What I do say is that I personally prefer traditional publishing to self-publishing both as an author and a reader for several reasons.
First, when a book is published by a mainstream publishing house, it has been vetted.
That means in most cases, at least one entity—a publishing house—thought it was good enough to pay money for it. Not so for self-published books.
Second, traditional publishing is more selective.
A book published by a mainstream publisher has been approved by a committee or board of experienced book editors and marketers.
With self-publishing, there is zero selectivity: anyone on the planet can self-publish whatever they want, whenever they want.
Third, traditionally published books have been edited by professional editors.
Editing is quality control for written communications.
The vast majority of self-published books have not had an editor (separate from the author), and it is apparent in the lack of quality.
Tip: If you are going to self-publish your book, hire a freelance editor. You can find one at the Editorial Freelancers Association.
Fourth, traditionally published books have the edge in marketing, PR, and sales.
I have met many book reviewers for newspapers who will only review books by ‘real’ publishers and dismiss out of hand self-published books—wrongly, in my opinion, but that’s what they do.
The major publishers have sales reps that get books into bookstores vs. the self-publisher has no such sales force.
Traditional publishers admittedly do little marketing for the majority of the titles they put out, but the overwhelming majority of self-publishers have marketing budgets approaching zero.
There have been many self-publishing success stories throughout the years, but they provide only anecdotal proof that self-publishers can succeed.
I suspect—though I cannot prove—that there are thousands of Kindle e-books on Amazon produced by their authors that have sold less than 100 copies each.
Fifth, in traditional publishing, authors have traditionally been paid an advance of four or five figures before they have even written the book.
And we get a royalty on every book sold after the advance is paid back through book sales.
In self-publishing a paperbound book, authors traditionally plunked down thousands of dollars to print a couple of thousand copies of a book that might not sell five copies.
Admittedly, some of this is changing: Thanks to print-on-demand (POD), your self-published paperback can be printed one copy at a time, eliminating a large cash outlay up front.
As for advances, most mainstream publishers still pay them, but they are shrinking.

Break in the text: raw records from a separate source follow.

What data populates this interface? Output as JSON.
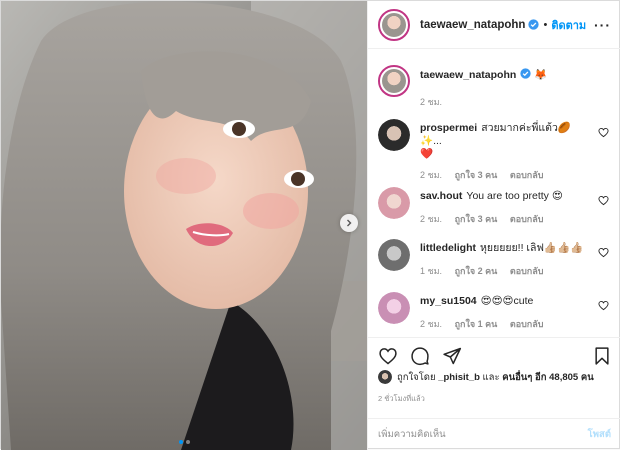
{
  "header": {
    "username": "taewaew_natapohn",
    "separator": "•",
    "follow_label": "ติดตาม",
    "more_label": "···"
  },
  "caption": {
    "username": "taewaew_natapohn",
    "text": "🦊",
    "time": "2 ชม."
  },
  "comments": [
    {
      "username": "prospermei",
      "text": "สวยมากค่ะพี่แต้ว🏉✨...",
      "second_line_emoji": "❤️",
      "time": "2 ชม.",
      "likes": "ถูกใจ 3 คน",
      "reply": "ตอบกลับ"
    },
    {
      "username": "sav.hout",
      "text": "You are too pretty 😍",
      "time": "2 ชม.",
      "likes": "ถูกใจ 3 คน",
      "reply": "ตอบกลับ"
    },
    {
      "username": "littledelight",
      "text": "หุยยยยย!! เลิฟ👍🏼👍🏼👍🏼",
      "time": "1 ชม.",
      "likes": "ถูกใจ 2 คน",
      "reply": "ตอบกลับ"
    },
    {
      "username": "my_su1504",
      "text": "😍😍😍cute",
      "time": "2 ชม.",
      "likes": "ถูกใจ 1 คน",
      "reply": "ตอบกลับ"
    }
  ],
  "likes": {
    "prefix": "ถูกใจโดย",
    "user": "_phisit_b",
    "middle": "และ",
    "others": "คนอื่นๆ อีก 48,805 คน"
  },
  "posted_time": "2 ชั่วโมงที่แล้ว",
  "add_comment": {
    "placeholder": "เพิ่มความคิดเห็น",
    "post_label": "โพสต์"
  },
  "icons": {
    "verified": "verified-badge-icon",
    "heart": "heart-icon",
    "comment": "comment-icon",
    "share": "paper-plane-icon",
    "save": "bookmark-icon",
    "next": "chevron-right-icon"
  },
  "colors": {
    "accent": "#0095f6",
    "muted": "#8e8e8e",
    "post_disabled": "#b2dffc"
  },
  "carousel": {
    "count": 2,
    "active": 0
  }
}
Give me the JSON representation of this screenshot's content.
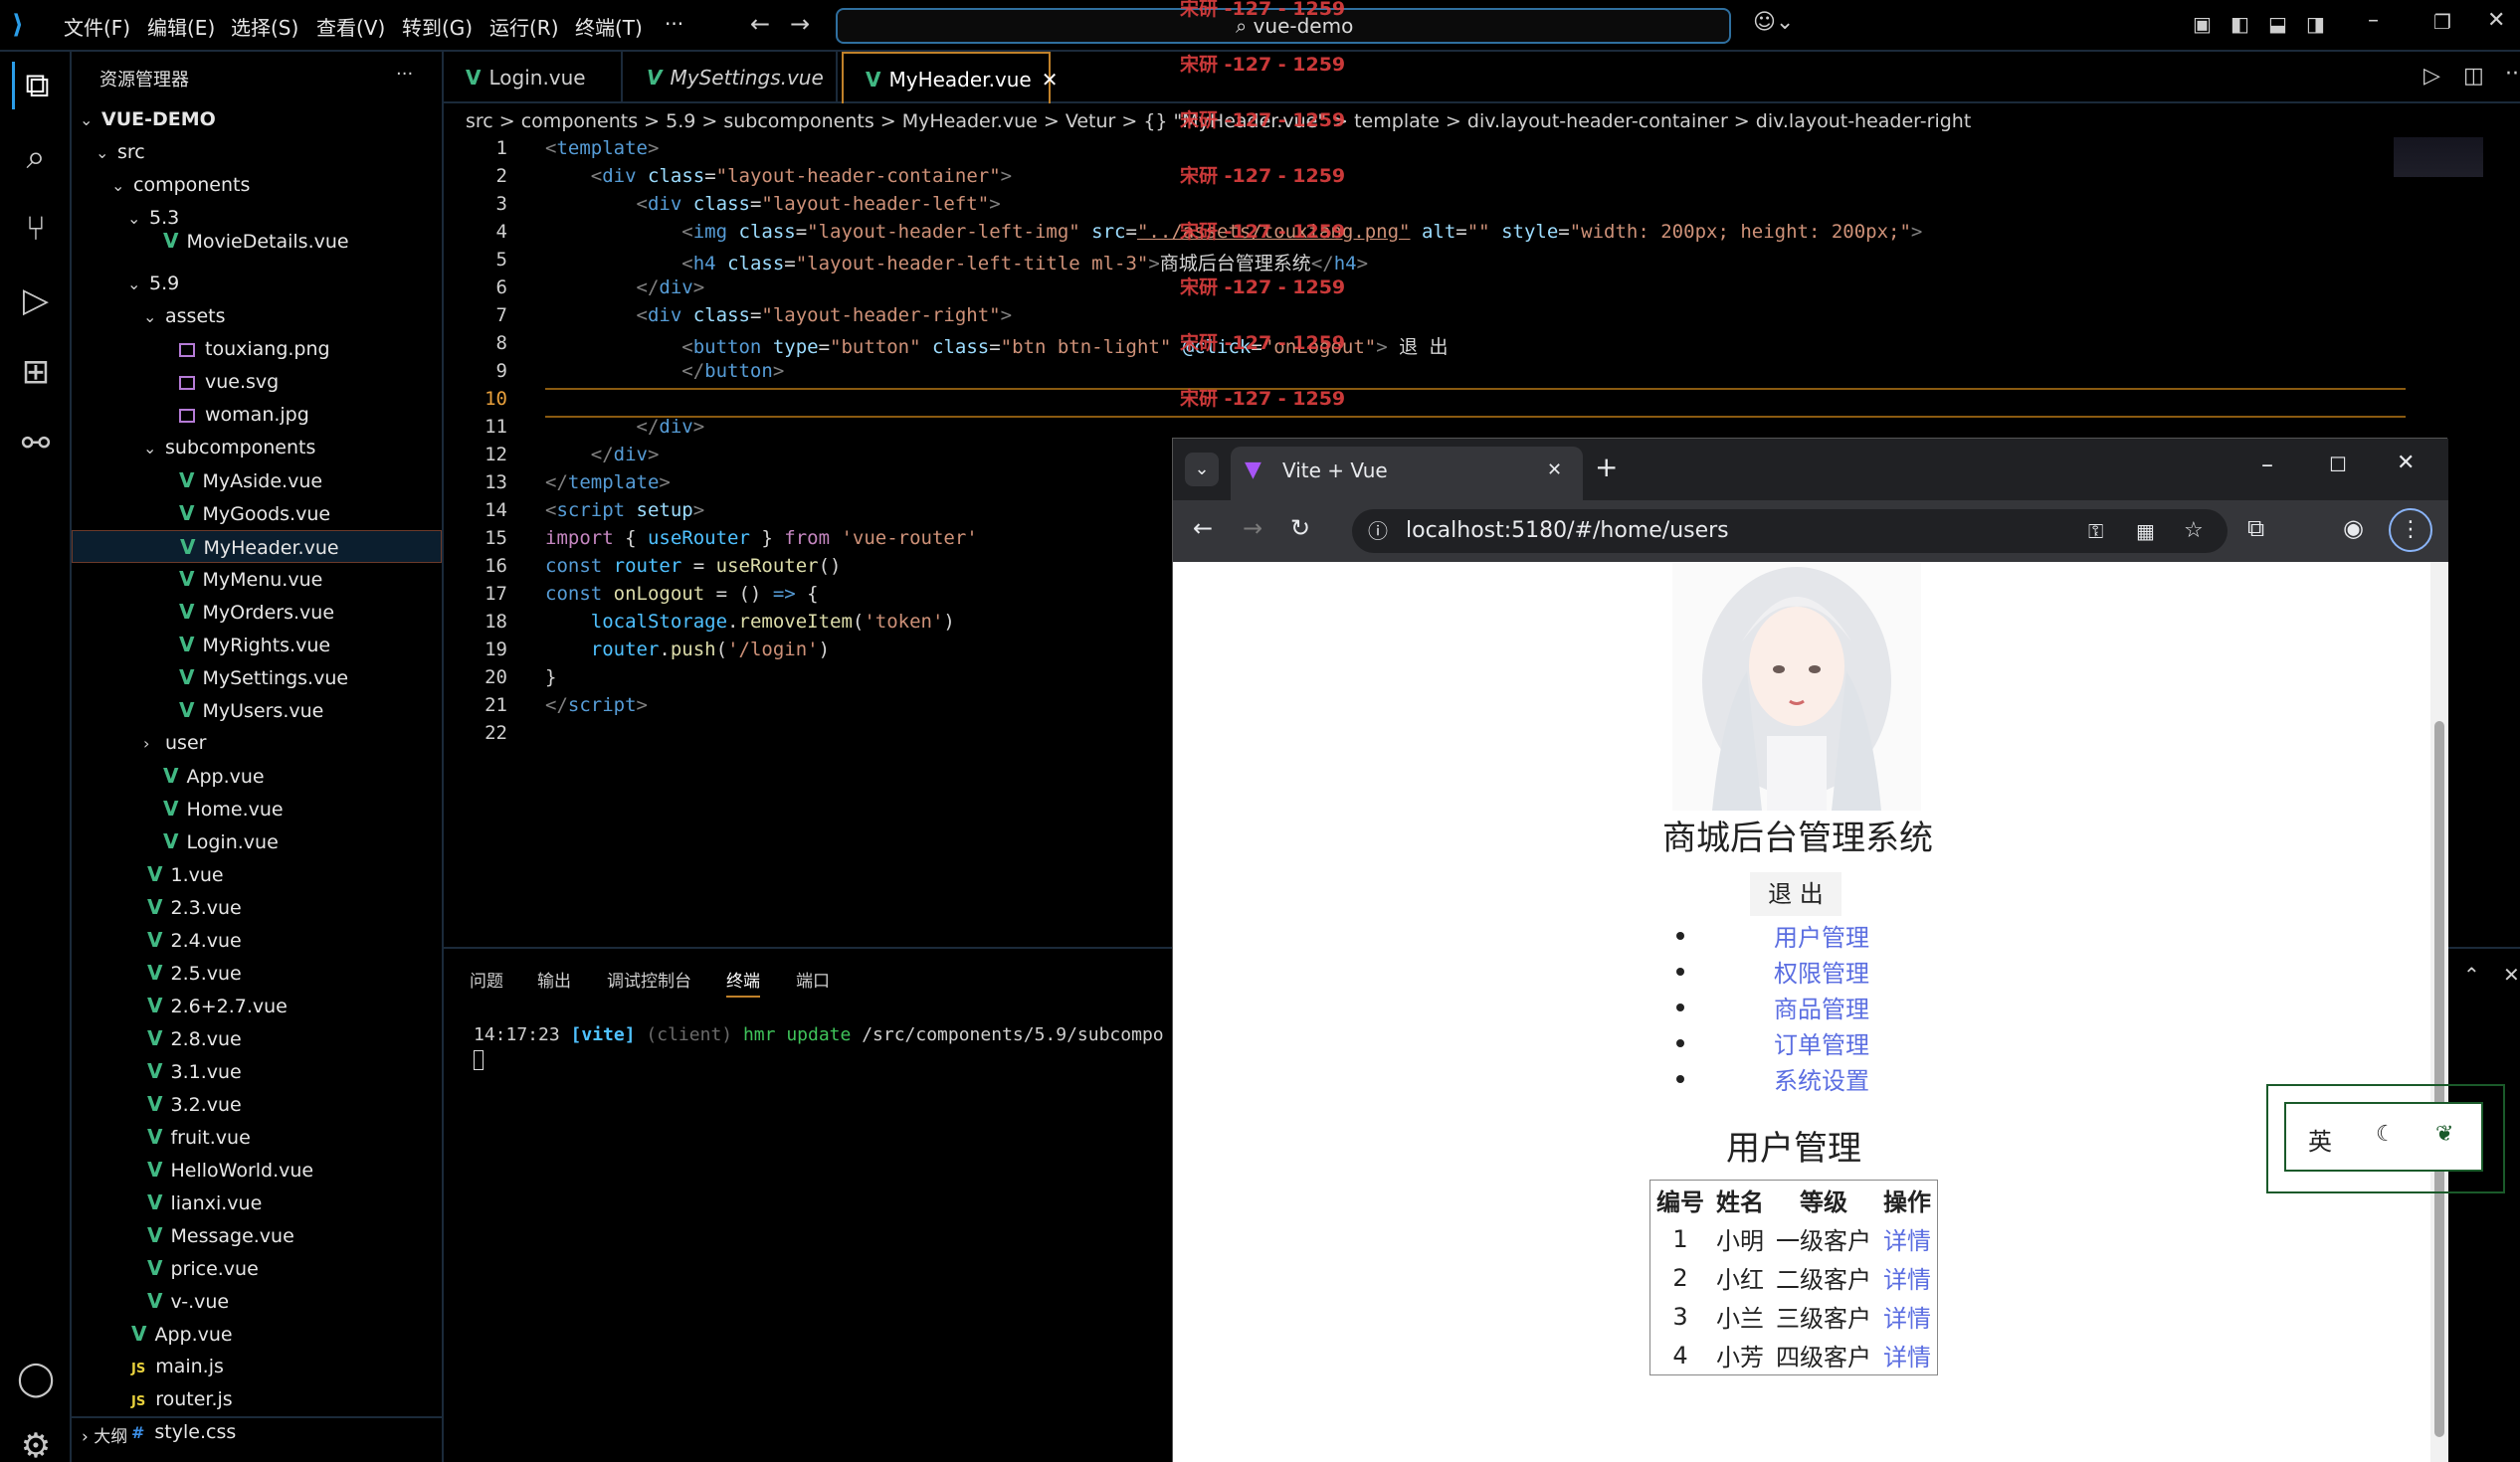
{
  "titlebar": {
    "menus": [
      "文件(F)",
      "编辑(E)",
      "选择(S)",
      "查看(V)",
      "转到(G)",
      "运行(R)",
      "终端(T)",
      "···"
    ],
    "search": "vue-demo"
  },
  "sidebar": {
    "title": "资源管理器",
    "more": "···",
    "tree": [
      {
        "label": "VUE-DEMO",
        "indent": 0,
        "kind": "root"
      },
      {
        "label": "src",
        "indent": 1,
        "kind": "folder"
      },
      {
        "label": "components",
        "indent": 2,
        "kind": "folder"
      },
      {
        "label": "5.3",
        "indent": 3,
        "kind": "folder"
      },
      {
        "label": "MovieDetails.vue",
        "indent": 4,
        "kind": "vue"
      },
      {
        "label": "5.9",
        "indent": 3,
        "kind": "folder"
      },
      {
        "label": "assets",
        "indent": 4,
        "kind": "folder"
      },
      {
        "label": "touxiang.png",
        "indent": 5,
        "kind": "img"
      },
      {
        "label": "vue.svg",
        "indent": 5,
        "kind": "img"
      },
      {
        "label": "woman.jpg",
        "indent": 5,
        "kind": "img"
      },
      {
        "label": "subcomponents",
        "indent": 4,
        "kind": "folder"
      },
      {
        "label": "MyAside.vue",
        "indent": 5,
        "kind": "vue"
      },
      {
        "label": "MyGoods.vue",
        "indent": 5,
        "kind": "vue"
      },
      {
        "label": "MyHeader.vue",
        "indent": 5,
        "kind": "vue"
      },
      {
        "label": "MyMenu.vue",
        "indent": 5,
        "kind": "vue"
      },
      {
        "label": "MyOrders.vue",
        "indent": 5,
        "kind": "vue"
      },
      {
        "label": "MyRights.vue",
        "indent": 5,
        "kind": "vue"
      },
      {
        "label": "MySettings.vue",
        "indent": 5,
        "kind": "vue"
      },
      {
        "label": "MyUsers.vue",
        "indent": 5,
        "kind": "vue"
      },
      {
        "label": "user",
        "indent": 4,
        "kind": "folder-closed"
      },
      {
        "label": "App.vue",
        "indent": 4,
        "kind": "vue"
      },
      {
        "label": "Home.vue",
        "indent": 4,
        "kind": "vue"
      },
      {
        "label": "Login.vue",
        "indent": 4,
        "kind": "vue"
      },
      {
        "label": "1.vue",
        "indent": 3,
        "kind": "vue"
      },
      {
        "label": "2.3.vue",
        "indent": 3,
        "kind": "vue"
      },
      {
        "label": "2.4.vue",
        "indent": 3,
        "kind": "vue"
      },
      {
        "label": "2.5.vue",
        "indent": 3,
        "kind": "vue"
      },
      {
        "label": "2.6+2.7.vue",
        "indent": 3,
        "kind": "vue"
      },
      {
        "label": "2.8.vue",
        "indent": 3,
        "kind": "vue"
      },
      {
        "label": "3.1.vue",
        "indent": 3,
        "kind": "vue"
      },
      {
        "label": "3.2.vue",
        "indent": 3,
        "kind": "vue"
      },
      {
        "label": "fruit.vue",
        "indent": 3,
        "kind": "vue"
      },
      {
        "label": "HelloWorld.vue",
        "indent": 3,
        "kind": "vue"
      },
      {
        "label": "lianxi.vue",
        "indent": 3,
        "kind": "vue"
      },
      {
        "label": "Message.vue",
        "indent": 3,
        "kind": "vue"
      },
      {
        "label": "price.vue",
        "indent": 3,
        "kind": "vue"
      },
      {
        "label": "v-.vue",
        "indent": 3,
        "kind": "vue"
      },
      {
        "label": "App.vue",
        "indent": 2,
        "kind": "vue"
      },
      {
        "label": "main.js",
        "indent": 2,
        "kind": "js"
      },
      {
        "label": "router.js",
        "indent": 2,
        "kind": "js"
      },
      {
        "label": "style.css",
        "indent": 2,
        "kind": "css"
      }
    ],
    "outline": "大纲"
  },
  "tabs": [
    {
      "label": "Login.vue",
      "italic": false,
      "active": false
    },
    {
      "label": "MySettings.vue",
      "italic": true,
      "active": false
    },
    {
      "label": "MyHeader.vue",
      "italic": false,
      "active": true
    }
  ],
  "breadcrumb": "src > components > 5.9 > subcomponents > MyHeader.vue > Vetur > {} \"MyHeader.vue\" > template > div.layout-header-container > div.layout-header-right",
  "editor": {
    "line_numbers": [
      "1",
      "2",
      "3",
      "4",
      "5",
      "6",
      "7",
      "8",
      "9",
      "10",
      "11",
      "12",
      "13",
      "14",
      "15",
      "16",
      "17",
      "18",
      "19",
      "20",
      "21",
      "22"
    ],
    "current_line": "10"
  },
  "panel": {
    "tabs": [
      "问题",
      "输出",
      "调试控制台",
      "终端",
      "端口"
    ],
    "active_tab": "终端",
    "term_time": "14:17:23",
    "term_vite": "[vite]",
    "term_client": "(client)",
    "term_hmr": "hmr update",
    "term_path": "/src/components/5.9/subcompo"
  },
  "watermark": "宋研 -127 - 1259",
  "browser": {
    "tab_title": "Vite + Vue",
    "url": "localhost:5180/#/home/users",
    "page": {
      "title": "商城后台管理系统",
      "logout": "退 出",
      "nav": [
        "用户管理",
        "权限管理",
        "商品管理",
        "订单管理",
        "系统设置"
      ],
      "section": "用户管理",
      "table": {
        "headers": [
          "编号",
          "姓名",
          "等级",
          "操作"
        ],
        "rows": [
          [
            "1",
            "小明",
            "一级客户",
            "详情"
          ],
          [
            "2",
            "小红",
            "二级客户",
            "详情"
          ],
          [
            "3",
            "小兰",
            "三级客户",
            "详情"
          ],
          [
            "4",
            "小芳",
            "四级客户",
            "详情"
          ]
        ]
      }
    }
  },
  "ime": {
    "lang": "英"
  }
}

And a small but growing number of traditional publishers are morphing into semi-vanity presses.
Some pay a flat fee and no royalty. Others require authors to buy 5,000 copies of their own book, essentially funding the venture out of their own pockets.
But, while it still exists even in a bastardized form, for me, I want my books published by a real publisher.
Yes, I’m prejudiced in favor of the traditional book publishing model, which is rapidly eroding. But it’s what I grew up with in my book writing career and it’s what I will stick with in my old age until it—and I—fade away.
Bob Bly is the author of “World’s Best Copywriting Secrets” and has written copy for more than 100 companies including IBM, Boardroom, Medical Economics and AT&T. He is the author of more than 75 books and a columnist for Target Marketing, Early To Rise and The Writer. McGraw-Hill calls him “America’s top copywriter”.